*** DATASET RECORDS
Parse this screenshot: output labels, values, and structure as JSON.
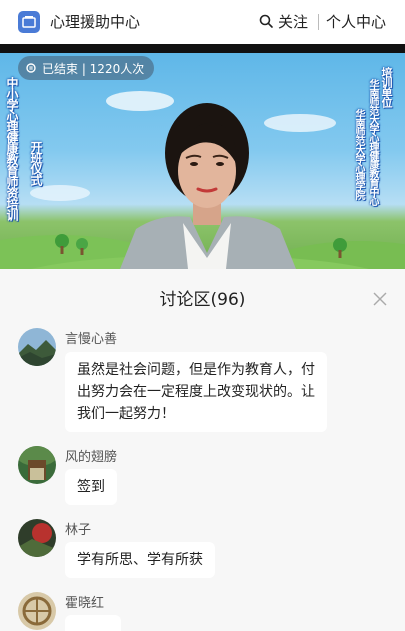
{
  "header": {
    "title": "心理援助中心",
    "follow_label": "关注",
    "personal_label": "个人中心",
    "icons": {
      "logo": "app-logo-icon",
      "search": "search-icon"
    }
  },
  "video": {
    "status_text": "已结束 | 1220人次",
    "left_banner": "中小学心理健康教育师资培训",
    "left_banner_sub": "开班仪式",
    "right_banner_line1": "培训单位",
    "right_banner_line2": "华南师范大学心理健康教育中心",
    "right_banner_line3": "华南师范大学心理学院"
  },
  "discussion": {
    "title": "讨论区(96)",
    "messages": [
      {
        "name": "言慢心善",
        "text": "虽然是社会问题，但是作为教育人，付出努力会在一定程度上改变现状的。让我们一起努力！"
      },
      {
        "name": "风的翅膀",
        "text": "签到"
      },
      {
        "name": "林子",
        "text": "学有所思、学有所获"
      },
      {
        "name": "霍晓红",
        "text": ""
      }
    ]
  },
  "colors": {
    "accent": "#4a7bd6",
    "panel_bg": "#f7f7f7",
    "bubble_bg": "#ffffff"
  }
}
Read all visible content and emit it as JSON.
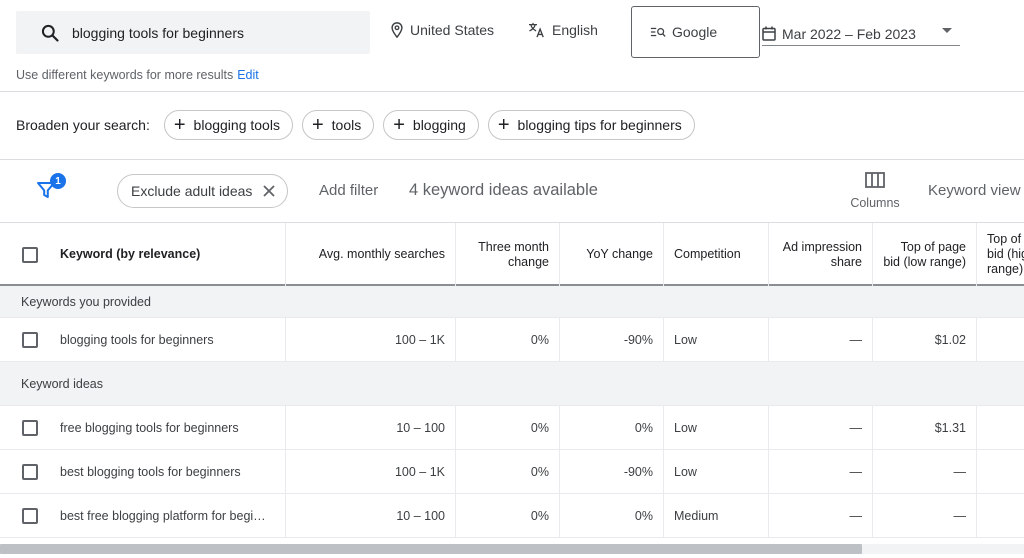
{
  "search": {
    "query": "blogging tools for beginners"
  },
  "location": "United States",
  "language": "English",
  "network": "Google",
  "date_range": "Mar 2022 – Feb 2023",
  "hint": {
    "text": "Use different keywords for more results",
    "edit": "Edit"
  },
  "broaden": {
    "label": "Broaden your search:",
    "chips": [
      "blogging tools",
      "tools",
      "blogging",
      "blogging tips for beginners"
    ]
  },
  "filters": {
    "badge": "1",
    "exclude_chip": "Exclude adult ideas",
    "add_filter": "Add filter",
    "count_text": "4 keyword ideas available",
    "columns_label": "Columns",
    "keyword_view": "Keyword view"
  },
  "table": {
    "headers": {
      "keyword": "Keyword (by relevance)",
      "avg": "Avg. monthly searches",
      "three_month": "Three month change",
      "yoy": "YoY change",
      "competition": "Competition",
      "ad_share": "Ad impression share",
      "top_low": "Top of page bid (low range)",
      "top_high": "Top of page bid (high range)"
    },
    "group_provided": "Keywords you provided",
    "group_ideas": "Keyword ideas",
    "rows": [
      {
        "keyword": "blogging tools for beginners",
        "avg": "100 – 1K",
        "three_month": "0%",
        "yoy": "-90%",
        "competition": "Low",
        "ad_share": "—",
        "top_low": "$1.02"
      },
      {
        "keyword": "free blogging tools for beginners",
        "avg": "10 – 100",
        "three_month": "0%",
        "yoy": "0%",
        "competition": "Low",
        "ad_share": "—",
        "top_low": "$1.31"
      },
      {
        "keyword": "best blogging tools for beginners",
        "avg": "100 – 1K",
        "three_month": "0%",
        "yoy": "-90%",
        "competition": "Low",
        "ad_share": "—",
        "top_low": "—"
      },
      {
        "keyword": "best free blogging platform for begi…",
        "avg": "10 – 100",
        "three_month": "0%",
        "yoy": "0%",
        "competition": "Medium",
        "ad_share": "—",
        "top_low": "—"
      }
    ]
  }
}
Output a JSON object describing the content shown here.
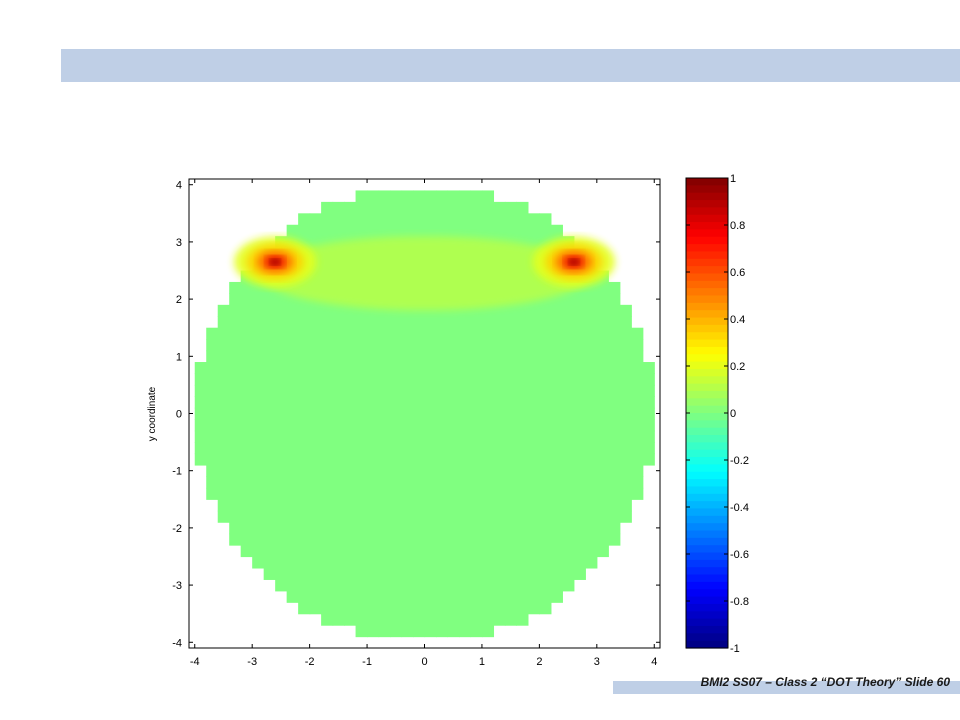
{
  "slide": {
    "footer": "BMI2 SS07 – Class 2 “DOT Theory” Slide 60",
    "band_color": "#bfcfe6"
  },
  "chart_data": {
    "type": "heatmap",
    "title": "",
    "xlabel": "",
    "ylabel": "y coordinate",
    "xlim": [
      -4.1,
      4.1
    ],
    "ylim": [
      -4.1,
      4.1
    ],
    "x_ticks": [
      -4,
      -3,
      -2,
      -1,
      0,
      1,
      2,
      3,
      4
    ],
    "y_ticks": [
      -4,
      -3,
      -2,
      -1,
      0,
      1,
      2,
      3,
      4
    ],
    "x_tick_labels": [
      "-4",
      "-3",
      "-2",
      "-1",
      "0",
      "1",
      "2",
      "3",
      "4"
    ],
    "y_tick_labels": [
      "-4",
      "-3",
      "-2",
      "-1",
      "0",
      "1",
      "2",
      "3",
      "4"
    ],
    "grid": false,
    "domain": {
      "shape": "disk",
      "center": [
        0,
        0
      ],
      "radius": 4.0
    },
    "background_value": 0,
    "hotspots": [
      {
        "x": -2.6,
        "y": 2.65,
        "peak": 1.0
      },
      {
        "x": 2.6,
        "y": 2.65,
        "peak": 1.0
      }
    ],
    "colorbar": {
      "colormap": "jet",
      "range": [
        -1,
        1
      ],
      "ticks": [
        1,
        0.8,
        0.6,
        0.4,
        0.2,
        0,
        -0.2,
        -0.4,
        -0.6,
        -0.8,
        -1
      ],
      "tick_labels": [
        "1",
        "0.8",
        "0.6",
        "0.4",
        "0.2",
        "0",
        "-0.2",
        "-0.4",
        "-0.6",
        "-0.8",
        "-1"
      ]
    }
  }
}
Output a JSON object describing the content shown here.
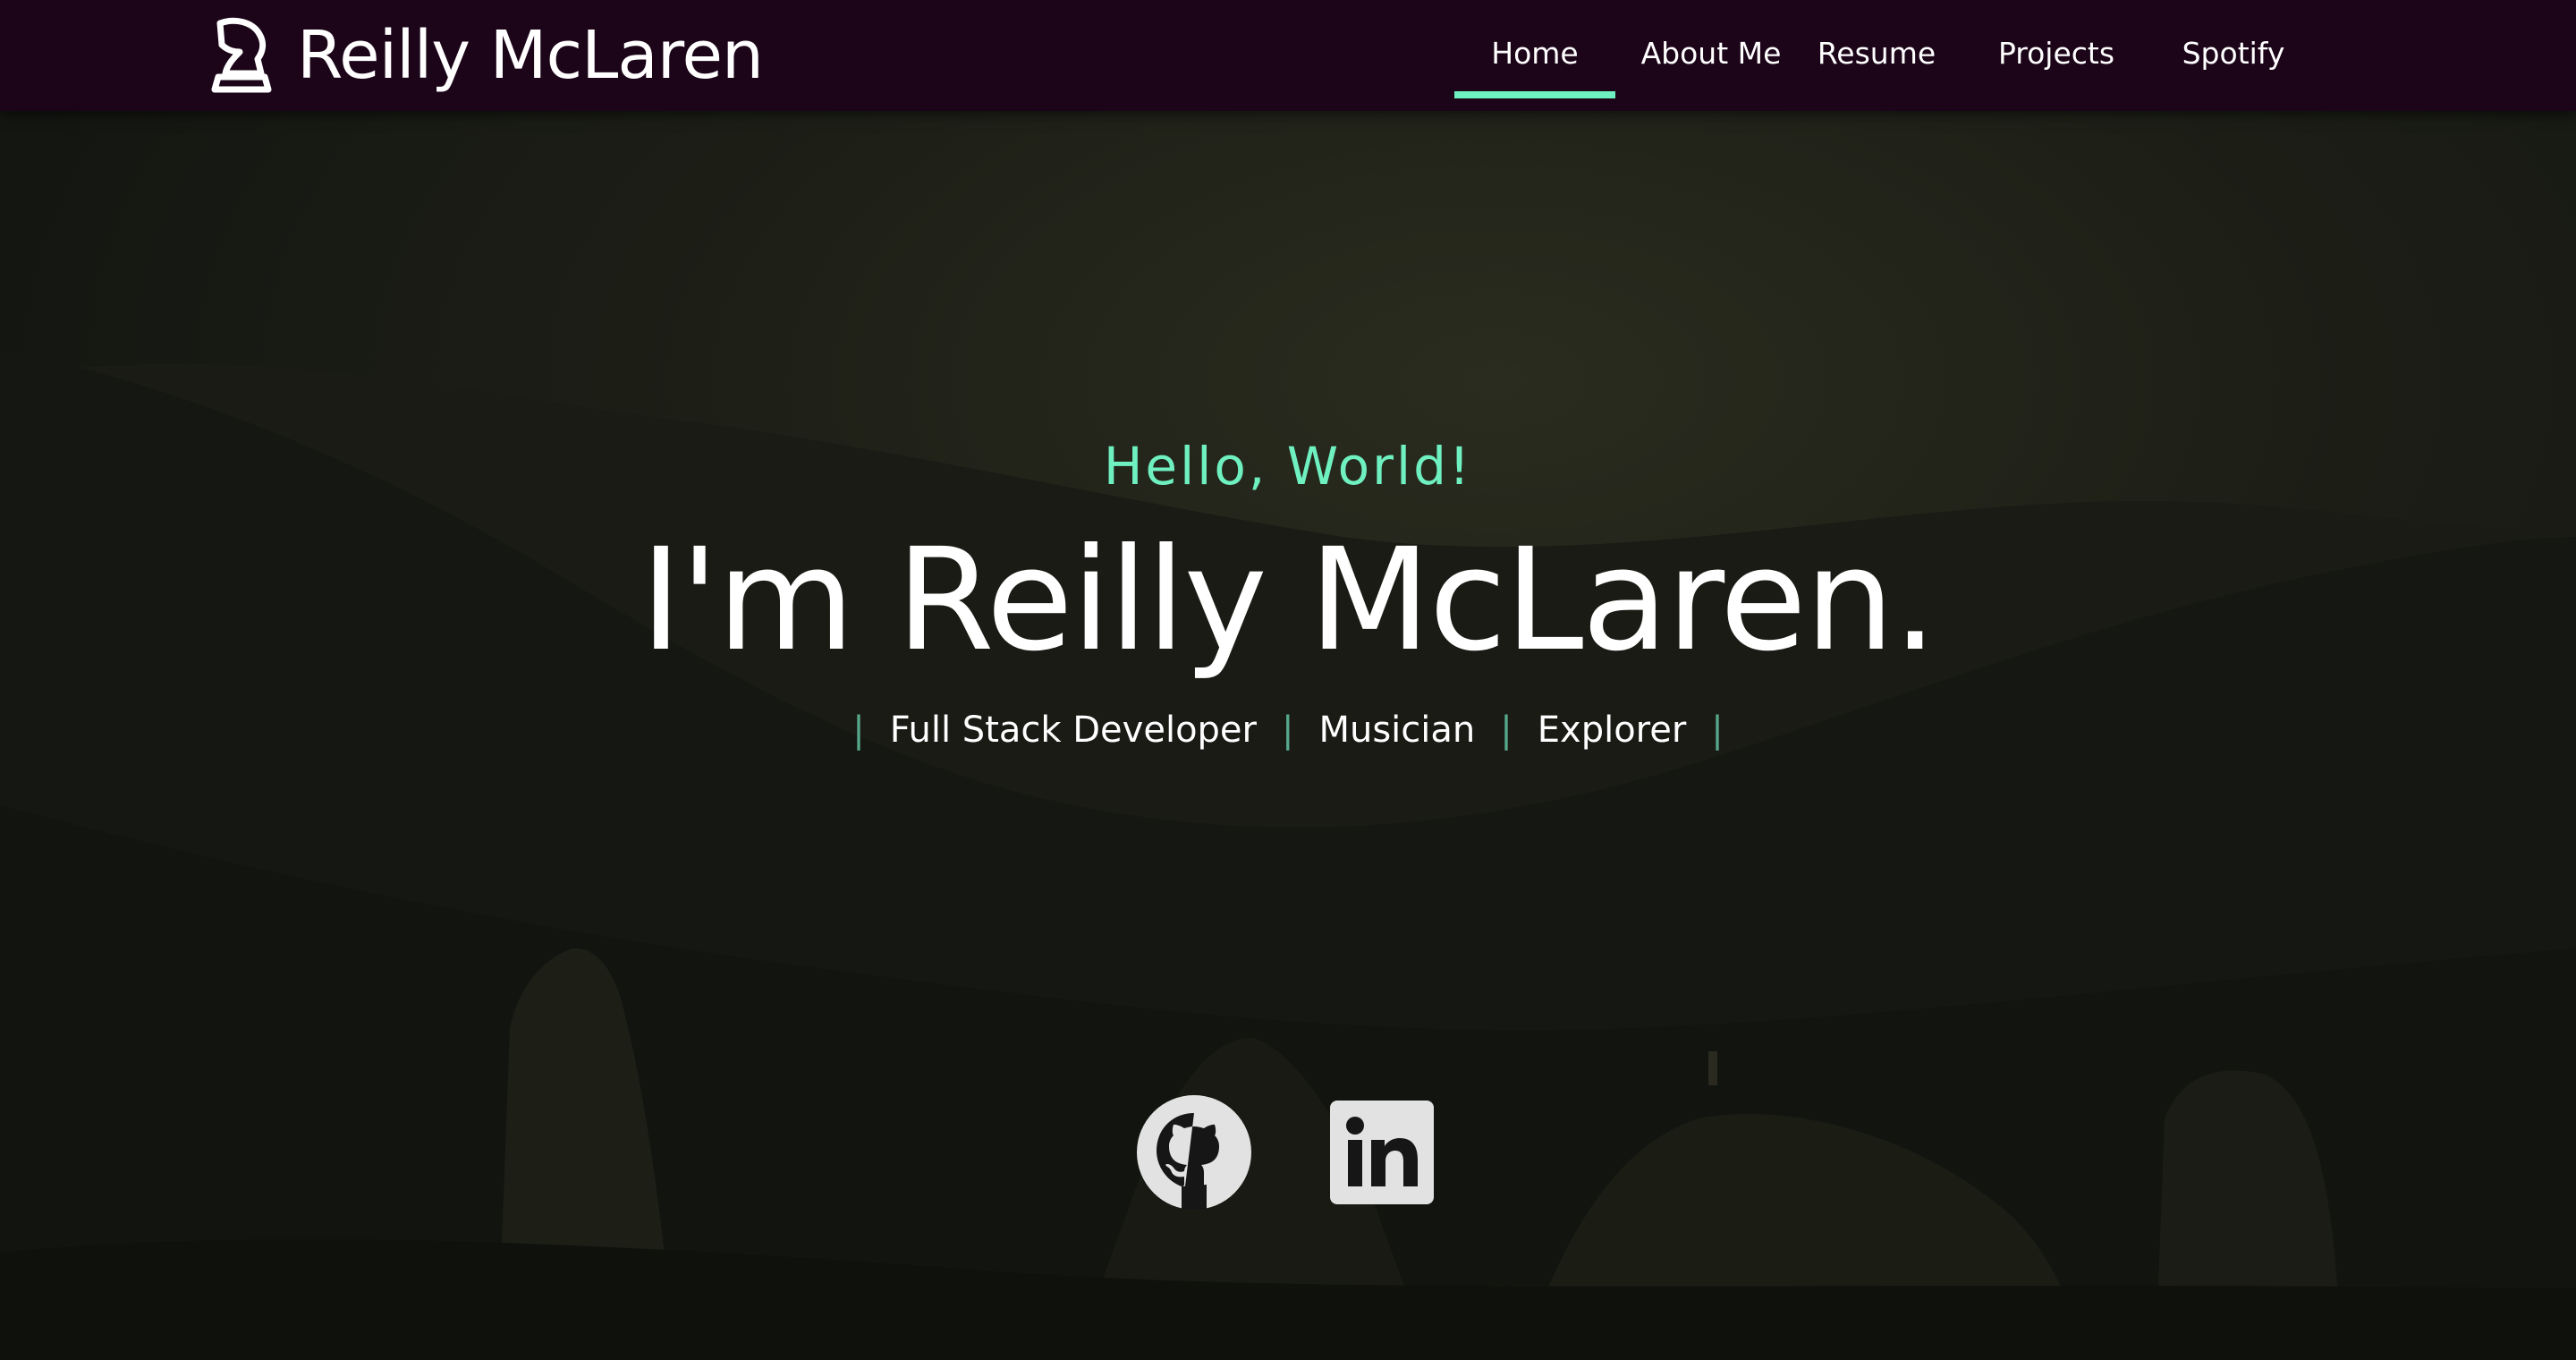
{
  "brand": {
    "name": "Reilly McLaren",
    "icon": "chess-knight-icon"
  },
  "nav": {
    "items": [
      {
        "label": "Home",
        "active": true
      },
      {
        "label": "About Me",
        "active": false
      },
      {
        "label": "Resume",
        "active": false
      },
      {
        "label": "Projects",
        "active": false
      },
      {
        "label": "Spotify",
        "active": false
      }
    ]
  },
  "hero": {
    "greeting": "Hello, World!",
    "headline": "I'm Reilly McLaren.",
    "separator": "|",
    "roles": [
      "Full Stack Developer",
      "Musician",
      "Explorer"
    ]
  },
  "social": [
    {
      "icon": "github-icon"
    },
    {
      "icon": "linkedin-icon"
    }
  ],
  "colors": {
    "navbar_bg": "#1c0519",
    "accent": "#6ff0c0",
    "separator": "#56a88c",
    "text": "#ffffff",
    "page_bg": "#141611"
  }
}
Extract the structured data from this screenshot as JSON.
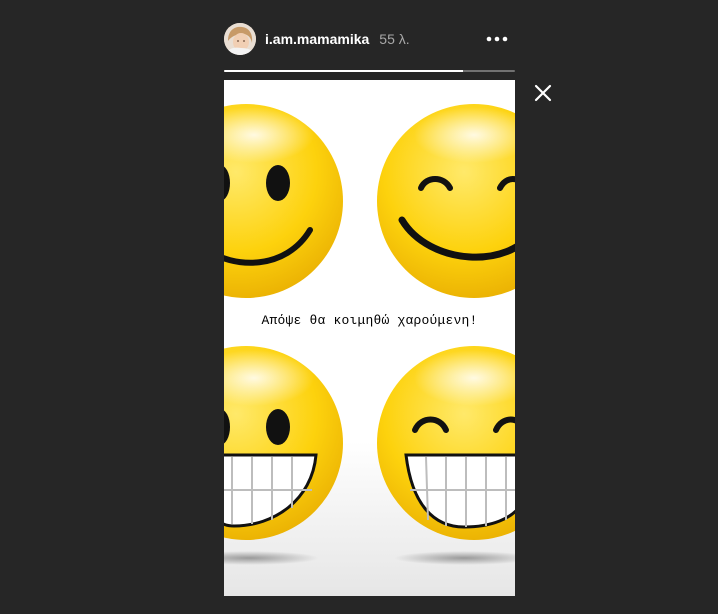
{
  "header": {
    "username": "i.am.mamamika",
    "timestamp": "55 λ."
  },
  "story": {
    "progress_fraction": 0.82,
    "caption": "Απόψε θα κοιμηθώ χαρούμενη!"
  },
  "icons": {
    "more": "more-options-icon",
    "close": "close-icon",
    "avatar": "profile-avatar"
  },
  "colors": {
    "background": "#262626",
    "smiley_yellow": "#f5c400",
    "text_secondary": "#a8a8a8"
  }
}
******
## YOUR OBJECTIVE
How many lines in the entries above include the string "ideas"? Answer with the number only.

## RESPONSE
3